Report every line of the records that includes the word "Primera".

[Supplied material]
· · · · ·

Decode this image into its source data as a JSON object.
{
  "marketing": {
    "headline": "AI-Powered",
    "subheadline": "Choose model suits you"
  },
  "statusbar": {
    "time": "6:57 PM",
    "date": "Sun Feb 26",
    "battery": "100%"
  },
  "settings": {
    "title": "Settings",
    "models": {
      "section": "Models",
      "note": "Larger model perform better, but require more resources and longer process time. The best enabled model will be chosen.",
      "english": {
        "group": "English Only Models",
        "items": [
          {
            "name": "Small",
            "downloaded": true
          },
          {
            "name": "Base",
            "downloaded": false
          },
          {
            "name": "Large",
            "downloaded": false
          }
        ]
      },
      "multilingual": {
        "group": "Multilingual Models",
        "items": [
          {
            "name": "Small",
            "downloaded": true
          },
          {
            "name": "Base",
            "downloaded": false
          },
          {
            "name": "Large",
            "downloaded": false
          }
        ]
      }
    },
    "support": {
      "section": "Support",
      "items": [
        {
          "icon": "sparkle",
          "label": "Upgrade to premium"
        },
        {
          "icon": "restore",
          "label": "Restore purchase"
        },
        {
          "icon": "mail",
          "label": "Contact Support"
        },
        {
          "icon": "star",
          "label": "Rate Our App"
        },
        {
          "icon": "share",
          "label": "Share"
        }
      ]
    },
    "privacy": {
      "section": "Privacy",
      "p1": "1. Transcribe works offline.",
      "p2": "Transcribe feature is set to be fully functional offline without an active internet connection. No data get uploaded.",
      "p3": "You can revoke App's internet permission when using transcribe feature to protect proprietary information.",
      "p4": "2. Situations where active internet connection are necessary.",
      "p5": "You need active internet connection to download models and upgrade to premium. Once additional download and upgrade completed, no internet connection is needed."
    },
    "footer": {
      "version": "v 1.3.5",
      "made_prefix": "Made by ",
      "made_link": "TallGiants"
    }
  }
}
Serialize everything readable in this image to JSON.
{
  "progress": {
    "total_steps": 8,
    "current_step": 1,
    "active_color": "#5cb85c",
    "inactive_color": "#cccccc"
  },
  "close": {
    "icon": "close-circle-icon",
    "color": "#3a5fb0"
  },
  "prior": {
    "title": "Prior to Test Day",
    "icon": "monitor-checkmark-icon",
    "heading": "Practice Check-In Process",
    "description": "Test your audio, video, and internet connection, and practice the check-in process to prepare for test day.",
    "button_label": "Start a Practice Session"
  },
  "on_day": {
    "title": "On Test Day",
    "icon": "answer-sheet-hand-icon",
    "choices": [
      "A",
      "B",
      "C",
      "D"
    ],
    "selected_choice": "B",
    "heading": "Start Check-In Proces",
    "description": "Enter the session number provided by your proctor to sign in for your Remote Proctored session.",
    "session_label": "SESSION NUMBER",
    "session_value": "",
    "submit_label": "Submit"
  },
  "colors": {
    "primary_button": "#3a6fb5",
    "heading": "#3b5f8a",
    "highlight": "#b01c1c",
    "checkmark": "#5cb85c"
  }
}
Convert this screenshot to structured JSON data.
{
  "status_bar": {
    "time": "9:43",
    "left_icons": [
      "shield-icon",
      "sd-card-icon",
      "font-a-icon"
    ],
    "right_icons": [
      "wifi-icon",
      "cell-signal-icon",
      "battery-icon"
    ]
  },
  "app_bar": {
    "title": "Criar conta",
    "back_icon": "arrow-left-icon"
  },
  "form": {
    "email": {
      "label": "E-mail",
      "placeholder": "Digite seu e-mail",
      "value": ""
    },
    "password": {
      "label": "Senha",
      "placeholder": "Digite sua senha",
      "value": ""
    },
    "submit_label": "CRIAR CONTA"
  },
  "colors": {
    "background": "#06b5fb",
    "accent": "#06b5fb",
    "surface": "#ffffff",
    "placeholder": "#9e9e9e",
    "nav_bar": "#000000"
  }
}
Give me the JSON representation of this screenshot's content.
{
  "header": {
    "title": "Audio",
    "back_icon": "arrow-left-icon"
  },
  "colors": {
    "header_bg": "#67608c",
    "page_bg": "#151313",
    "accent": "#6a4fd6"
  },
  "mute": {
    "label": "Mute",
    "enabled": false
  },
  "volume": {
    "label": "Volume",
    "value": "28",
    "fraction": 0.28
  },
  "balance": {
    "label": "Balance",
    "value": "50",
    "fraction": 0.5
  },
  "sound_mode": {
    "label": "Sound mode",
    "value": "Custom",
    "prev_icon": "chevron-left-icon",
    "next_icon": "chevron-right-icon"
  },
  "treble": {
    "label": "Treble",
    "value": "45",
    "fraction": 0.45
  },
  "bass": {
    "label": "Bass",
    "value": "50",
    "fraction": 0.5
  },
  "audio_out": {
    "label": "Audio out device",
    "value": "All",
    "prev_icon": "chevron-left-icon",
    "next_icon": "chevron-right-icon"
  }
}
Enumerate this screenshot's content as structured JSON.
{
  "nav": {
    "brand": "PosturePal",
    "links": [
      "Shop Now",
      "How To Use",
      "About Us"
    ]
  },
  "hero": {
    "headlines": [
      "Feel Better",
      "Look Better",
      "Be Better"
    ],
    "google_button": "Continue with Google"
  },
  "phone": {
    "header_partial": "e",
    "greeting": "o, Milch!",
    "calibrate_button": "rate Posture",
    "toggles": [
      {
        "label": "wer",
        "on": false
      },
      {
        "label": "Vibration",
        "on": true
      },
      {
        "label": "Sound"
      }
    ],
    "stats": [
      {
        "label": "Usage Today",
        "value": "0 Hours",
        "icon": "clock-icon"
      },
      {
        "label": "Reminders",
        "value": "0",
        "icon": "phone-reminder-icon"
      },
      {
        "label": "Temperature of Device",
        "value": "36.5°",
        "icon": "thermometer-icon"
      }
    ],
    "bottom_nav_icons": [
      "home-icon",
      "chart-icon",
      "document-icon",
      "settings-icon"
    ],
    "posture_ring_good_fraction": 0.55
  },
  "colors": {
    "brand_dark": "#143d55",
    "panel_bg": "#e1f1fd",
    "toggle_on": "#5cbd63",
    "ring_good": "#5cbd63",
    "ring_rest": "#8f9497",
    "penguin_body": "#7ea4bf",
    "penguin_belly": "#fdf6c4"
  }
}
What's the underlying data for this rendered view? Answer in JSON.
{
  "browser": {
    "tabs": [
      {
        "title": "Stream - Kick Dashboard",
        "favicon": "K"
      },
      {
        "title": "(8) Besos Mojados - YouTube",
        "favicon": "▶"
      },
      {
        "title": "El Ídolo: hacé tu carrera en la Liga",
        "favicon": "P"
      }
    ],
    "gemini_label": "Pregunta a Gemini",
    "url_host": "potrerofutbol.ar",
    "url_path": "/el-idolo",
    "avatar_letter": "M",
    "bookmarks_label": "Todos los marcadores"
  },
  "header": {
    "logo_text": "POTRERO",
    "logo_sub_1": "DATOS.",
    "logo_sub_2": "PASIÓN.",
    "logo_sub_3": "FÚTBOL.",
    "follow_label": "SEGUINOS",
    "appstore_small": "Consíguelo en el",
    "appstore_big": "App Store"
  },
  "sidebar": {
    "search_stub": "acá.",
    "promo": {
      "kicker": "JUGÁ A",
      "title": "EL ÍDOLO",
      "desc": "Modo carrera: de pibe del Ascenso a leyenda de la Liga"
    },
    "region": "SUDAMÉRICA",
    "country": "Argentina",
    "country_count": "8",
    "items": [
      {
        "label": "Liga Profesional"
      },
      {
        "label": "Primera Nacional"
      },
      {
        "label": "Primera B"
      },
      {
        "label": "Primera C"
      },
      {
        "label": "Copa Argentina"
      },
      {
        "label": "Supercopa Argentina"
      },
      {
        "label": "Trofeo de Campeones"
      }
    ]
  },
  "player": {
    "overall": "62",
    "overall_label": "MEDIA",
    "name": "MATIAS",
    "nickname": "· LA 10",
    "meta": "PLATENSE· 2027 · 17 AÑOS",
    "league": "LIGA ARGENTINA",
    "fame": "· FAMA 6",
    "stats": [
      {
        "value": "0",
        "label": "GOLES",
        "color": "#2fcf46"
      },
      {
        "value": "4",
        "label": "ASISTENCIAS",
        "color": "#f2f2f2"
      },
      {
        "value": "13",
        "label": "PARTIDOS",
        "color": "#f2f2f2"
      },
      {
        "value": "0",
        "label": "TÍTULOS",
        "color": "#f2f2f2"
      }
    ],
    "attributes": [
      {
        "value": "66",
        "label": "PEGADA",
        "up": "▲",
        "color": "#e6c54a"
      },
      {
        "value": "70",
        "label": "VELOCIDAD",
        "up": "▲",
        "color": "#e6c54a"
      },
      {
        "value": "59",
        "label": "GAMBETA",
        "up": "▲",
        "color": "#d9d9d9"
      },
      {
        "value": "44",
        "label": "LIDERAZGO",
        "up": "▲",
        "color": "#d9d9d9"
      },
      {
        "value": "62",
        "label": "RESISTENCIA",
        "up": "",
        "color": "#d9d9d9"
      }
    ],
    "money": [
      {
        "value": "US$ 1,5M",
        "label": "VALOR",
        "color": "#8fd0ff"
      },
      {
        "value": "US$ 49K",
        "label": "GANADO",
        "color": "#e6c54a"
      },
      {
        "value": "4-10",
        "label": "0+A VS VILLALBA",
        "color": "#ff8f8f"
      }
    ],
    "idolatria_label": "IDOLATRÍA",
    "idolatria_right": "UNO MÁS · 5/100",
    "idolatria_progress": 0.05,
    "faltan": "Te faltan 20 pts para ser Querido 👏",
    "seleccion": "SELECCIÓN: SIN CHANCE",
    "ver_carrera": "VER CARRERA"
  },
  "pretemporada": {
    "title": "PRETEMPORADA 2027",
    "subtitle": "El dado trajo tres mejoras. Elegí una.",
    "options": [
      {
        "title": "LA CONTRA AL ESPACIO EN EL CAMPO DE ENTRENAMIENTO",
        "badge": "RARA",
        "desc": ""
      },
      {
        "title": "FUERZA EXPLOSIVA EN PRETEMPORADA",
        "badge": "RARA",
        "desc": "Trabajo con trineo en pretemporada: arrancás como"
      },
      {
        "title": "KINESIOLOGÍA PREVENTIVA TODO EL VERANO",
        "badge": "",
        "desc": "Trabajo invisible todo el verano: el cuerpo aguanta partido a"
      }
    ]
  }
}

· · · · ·

[Written answer]
        "label": "Primera Nacional"
        "label": "Primera B"
        "label": "Primera C"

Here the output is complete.